→ **Required work**:
Please repeat all of the records, keeping every word unchanged.

(Dataset entries)

------------

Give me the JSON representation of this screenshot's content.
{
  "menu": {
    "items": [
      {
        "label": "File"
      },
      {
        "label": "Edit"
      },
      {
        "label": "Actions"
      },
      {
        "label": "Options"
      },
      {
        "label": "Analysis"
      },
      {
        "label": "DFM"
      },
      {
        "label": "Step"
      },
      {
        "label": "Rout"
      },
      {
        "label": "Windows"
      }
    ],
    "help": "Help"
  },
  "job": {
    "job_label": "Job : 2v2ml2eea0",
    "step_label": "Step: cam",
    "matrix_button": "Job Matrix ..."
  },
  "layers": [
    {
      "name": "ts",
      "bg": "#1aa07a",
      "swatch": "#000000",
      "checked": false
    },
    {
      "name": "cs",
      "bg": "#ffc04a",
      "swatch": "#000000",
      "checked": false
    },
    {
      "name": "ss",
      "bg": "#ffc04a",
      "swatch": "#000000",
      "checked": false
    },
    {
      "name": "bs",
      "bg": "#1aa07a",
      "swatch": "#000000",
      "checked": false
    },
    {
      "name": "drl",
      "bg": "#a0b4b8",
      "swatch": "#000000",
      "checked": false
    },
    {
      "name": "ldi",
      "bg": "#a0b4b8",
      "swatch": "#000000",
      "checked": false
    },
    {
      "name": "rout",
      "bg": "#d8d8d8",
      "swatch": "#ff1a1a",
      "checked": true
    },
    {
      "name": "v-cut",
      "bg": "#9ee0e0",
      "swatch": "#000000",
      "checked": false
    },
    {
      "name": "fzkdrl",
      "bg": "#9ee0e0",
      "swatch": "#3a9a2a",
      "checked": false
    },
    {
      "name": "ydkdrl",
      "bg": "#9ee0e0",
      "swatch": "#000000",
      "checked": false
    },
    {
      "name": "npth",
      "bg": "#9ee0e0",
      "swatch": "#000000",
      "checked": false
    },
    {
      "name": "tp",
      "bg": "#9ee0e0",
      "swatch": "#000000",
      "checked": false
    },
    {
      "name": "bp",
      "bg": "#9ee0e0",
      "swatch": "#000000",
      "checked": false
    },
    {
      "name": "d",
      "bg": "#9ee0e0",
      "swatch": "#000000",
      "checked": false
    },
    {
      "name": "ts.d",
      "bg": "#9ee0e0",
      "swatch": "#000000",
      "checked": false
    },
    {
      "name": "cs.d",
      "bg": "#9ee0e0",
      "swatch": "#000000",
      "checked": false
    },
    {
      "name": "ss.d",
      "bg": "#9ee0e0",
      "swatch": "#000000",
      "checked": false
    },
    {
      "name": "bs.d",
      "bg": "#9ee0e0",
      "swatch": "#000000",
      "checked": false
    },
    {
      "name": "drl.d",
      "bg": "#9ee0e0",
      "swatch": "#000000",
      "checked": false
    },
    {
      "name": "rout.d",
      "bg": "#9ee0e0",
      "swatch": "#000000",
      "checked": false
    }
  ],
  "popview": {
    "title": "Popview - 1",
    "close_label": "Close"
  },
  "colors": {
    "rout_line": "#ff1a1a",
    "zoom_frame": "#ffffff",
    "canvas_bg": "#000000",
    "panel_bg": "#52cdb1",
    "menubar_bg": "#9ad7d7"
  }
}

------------

→ **Exercise response**:
Give me the JSON representation of this screenshot's content.
{
  "menu": {
    "items": [
      {
        "label": "File"
      },
      {
        "label": "Edit"
      },
      {
        "label": "Actions"
      },
      {
        "label": "Options"
      },
      {
        "label": "Analysis"
      },
      {
        "label": "DFM"
      },
      {
        "label": "Step"
      },
      {
        "label": "Rout"
      },
      {
        "label": "Windows"
      }
    ],
    "help": "Help"
  },
  "job": {
    "job_label": "Job : 2v2ml2eea0",
    "step_label": "Step: cam",
    "matrix_button": "Job Matrix ..."
  },
  "layers": [
    {
      "name": "ts",
      "bg": "#1aa07a",
      "swatch": "#000000",
      "checked": false
    },
    {
      "name": "cs",
      "bg": "#ffc04a",
      "swatch": "#000000",
      "checked": false
    },
    {
      "name": "ss",
      "bg": "#ffc04a",
      "swatch": "#000000",
      "checked": false
    },
    {
      "name": "bs",
      "bg": "#1aa07a",
      "swatch": "#000000",
      "checked": false
    },
    {
      "name": "drl",
      "bg": "#a0b4b8",
      "swatch": "#000000",
      "checked": false
    },
    {
      "name": "ldi",
      "bg": "#a0b4b8",
      "swatch": "#000000",
      "checked": false
    },
    {
      "name": "rout",
      "bg": "#d8d8d8",
      "swatch": "#ff1a1a",
      "checked": true
    },
    {
      "name": "v-cut",
      "bg": "#9ee0e0",
      "swatch": "#000000",
      "checked": false
    },
    {
      "name": "fzkdrl",
      "bg": "#9ee0e0",
      "swatch": "#3a9a2a",
      "checked": false
    },
    {
      "name": "ydkdrl",
      "bg": "#9ee0e0",
      "swatch": "#000000",
      "checked": false
    },
    {
      "name": "npth",
      "bg": "#9ee0e0",
      "swatch": "#000000",
      "checked": false
    },
    {
      "name": "tp",
      "bg": "#9ee0e0",
      "swatch": "#000000",
      "checked": false
    },
    {
      "name": "bp",
      "bg": "#9ee0e0",
      "swatch": "#000000",
      "checked": false
    },
    {
      "name": "d",
      "bg": "#9ee0e0",
      "swatch": "#000000",
      "checked": false
    },
    {
      "name": "ts.d",
      "bg": "#9ee0e0",
      "swatch": "#000000",
      "checked": false
    },
    {
      "name": "cs.d",
      "bg": "#9ee0e0",
      "swatch": "#000000",
      "checked": false
    },
    {
      "name": "ss.d",
      "bg": "#9ee0e0",
      "swatch": "#000000",
      "checked": false
    },
    {
      "name": "bs.d",
      "bg": "#9ee0e0",
      "swatch": "#000000",
      "checked": false
    },
    {
      "name": "drl.d",
      "bg": "#9ee0e0",
      "swatch": "#000000",
      "checked": false
    },
    {
      "name": "rout.d",
      "bg": "#9ee0e0",
      "swatch": "#000000",
      "checked": false
    }
  ],
  "popview": {
    "title": "Popview - 1",
    "close_label": "Close"
  },
  "colors": {
    "rout_line": "#ff1a1a",
    "zoom_frame": "#ffffff",
    "canvas_bg": "#000000",
    "panel_bg": "#52cdb1",
    "menubar_bg": "#9ad7d7"
  }
}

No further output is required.